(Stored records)
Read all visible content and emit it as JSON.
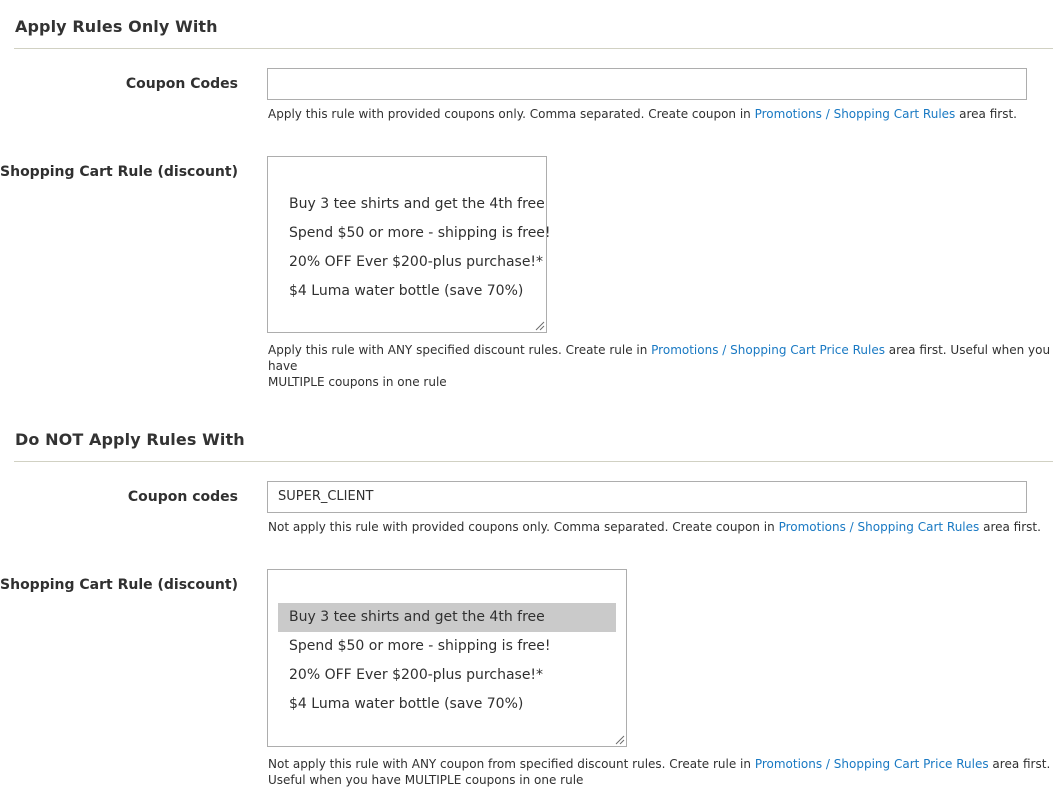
{
  "apply_only": {
    "title": "Apply Rules Only With",
    "coupon_label": "Coupon Codes",
    "coupon_value": "",
    "coupon_note_pre": "Apply this rule with provided coupons only. Comma separated. Create coupon in ",
    "coupon_note_link": "Promotions / Shopping Cart Rules",
    "coupon_note_post": " area first.",
    "rule_label": "Shopping Cart Rule (discount)",
    "rule_options": [
      {
        "label": "Buy 3 tee shirts and get the 4th free",
        "selected": false
      },
      {
        "label": "Spend $50 or more - shipping is free!",
        "selected": false
      },
      {
        "label": "20% OFF Ever $200-plus purchase!*",
        "selected": false
      },
      {
        "label": "$4 Luma water bottle (save 70%)",
        "selected": false
      }
    ],
    "rule_note_line1_pre": "Apply this rule with ANY specified discount rules. Create rule in ",
    "rule_note_link": "Promotions / Shopping Cart Price Rules",
    "rule_note_line1_post": " area first. Useful when you have",
    "rule_note_line2": "MULTIPLE coupons in one rule"
  },
  "do_not_apply": {
    "title": "Do NOT Apply Rules With",
    "coupon_label": "Coupon codes",
    "coupon_value": "SUPER_CLIENT",
    "coupon_note_pre": "Not apply this rule with provided coupons only. Comma separated. Create coupon in ",
    "coupon_note_link": "Promotions / Shopping Cart Rules",
    "coupon_note_post": " area first.",
    "rule_label": "Shopping Cart Rule (discount)",
    "rule_options": [
      {
        "label": "Buy 3 tee shirts and get the 4th free",
        "selected": true
      },
      {
        "label": "Spend $50 or more - shipping is free!",
        "selected": false
      },
      {
        "label": "20% OFF Ever $200-plus purchase!*",
        "selected": false
      },
      {
        "label": "$4 Luma water bottle (save 70%)",
        "selected": false
      }
    ],
    "rule_note_line1_pre": "Not apply this rule with ANY coupon from specified discount rules. Create rule in ",
    "rule_note_link": "Promotions / Shopping Cart Price Rules",
    "rule_note_line1_post": " area first.",
    "rule_note_line2": "Useful when you have MULTIPLE coupons in one rule"
  },
  "colors": {
    "link": "#1979c3",
    "selected_option_bg": "#cacaca",
    "input_border": "#adadad",
    "divider": "#d1d1c3"
  }
}
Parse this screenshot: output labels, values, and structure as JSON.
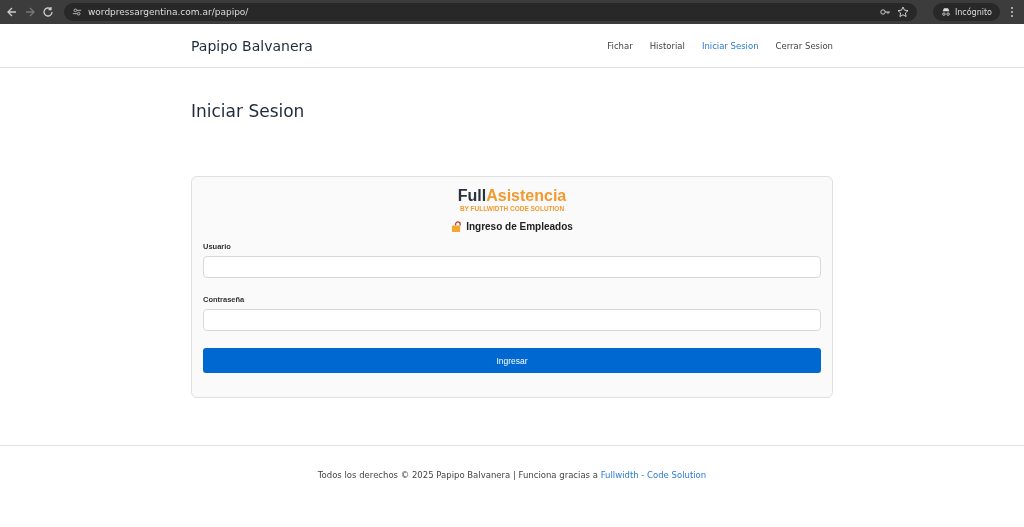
{
  "browser": {
    "url": "wordpressargentina.com.ar/papipo/",
    "profile": "Incógnito"
  },
  "header": {
    "site_title": "Papipo Balvanera",
    "nav": [
      {
        "label": "Fichar",
        "selected": false
      },
      {
        "label": "Historial",
        "selected": false
      },
      {
        "label": "Iniciar Sesion",
        "selected": true
      },
      {
        "label": "Cerrar Sesion",
        "selected": false
      }
    ]
  },
  "page_title": "Iniciar Sesion",
  "login_card": {
    "logo": {
      "dark_part": "Full",
      "accent_part": "Asistencia",
      "tagline": "BY FULLWIDTH CODE SOLUTION"
    },
    "heading": "Ingreso de Empleados",
    "fields": [
      {
        "label": "Usuario"
      },
      {
        "label": "Contraseña"
      }
    ],
    "submit": "Ingresar"
  },
  "footer": {
    "text": "Todos los derechos © 2025 Papipo Balvanera | Funciona gracias a",
    "link": "Fullwidth - Code Solution"
  }
}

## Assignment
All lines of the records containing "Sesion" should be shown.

## Written answer
        "label": "Iniciar Sesion",
        "label": "Cerrar Sesion",
  "page_title": "Iniciar Sesion",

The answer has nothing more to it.